To do
For every line of the records below that holds "right", add one. Give only the final total.

Excerpts from an interface dataset

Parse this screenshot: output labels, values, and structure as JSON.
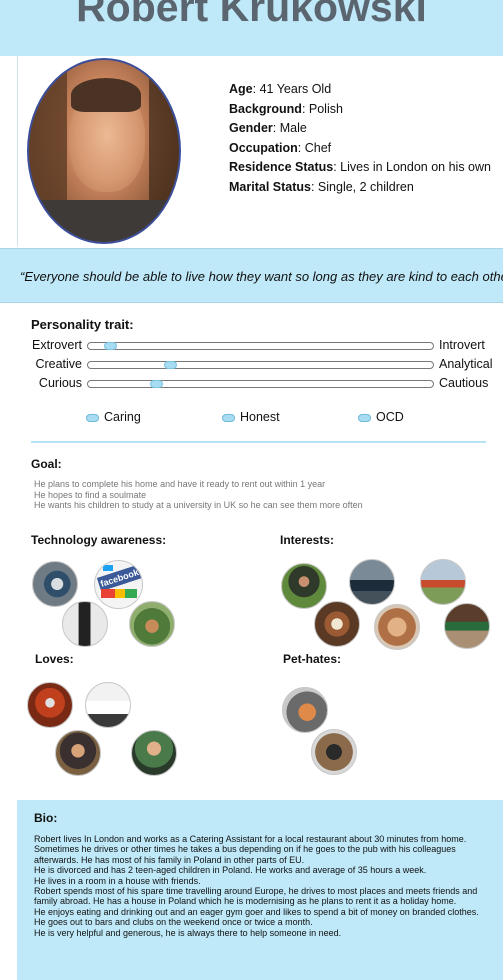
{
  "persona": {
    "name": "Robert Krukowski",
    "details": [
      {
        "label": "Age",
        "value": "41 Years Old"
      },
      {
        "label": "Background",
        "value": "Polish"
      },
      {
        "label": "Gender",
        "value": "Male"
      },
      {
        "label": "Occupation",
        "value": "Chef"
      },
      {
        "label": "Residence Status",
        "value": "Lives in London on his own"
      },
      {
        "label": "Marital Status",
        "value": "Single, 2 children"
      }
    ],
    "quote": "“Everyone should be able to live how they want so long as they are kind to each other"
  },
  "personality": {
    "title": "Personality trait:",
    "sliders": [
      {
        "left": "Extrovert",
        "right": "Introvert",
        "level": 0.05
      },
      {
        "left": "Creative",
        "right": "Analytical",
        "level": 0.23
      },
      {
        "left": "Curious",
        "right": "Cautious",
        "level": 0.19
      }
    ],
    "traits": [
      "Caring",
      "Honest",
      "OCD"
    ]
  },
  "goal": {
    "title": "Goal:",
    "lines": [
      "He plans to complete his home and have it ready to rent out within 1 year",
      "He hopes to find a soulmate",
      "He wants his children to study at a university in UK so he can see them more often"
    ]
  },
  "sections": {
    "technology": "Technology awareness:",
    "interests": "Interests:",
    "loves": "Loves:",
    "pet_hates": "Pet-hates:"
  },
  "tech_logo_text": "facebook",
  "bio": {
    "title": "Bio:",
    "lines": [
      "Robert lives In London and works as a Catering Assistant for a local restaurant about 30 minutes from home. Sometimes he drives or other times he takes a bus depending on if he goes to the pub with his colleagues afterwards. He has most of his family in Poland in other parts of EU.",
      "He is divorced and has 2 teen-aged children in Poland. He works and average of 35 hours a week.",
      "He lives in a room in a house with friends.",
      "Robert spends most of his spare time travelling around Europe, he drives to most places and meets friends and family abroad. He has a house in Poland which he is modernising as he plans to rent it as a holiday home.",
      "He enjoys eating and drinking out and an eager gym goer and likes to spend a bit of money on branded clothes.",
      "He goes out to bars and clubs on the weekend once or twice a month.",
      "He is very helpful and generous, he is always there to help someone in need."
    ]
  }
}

Answer space
3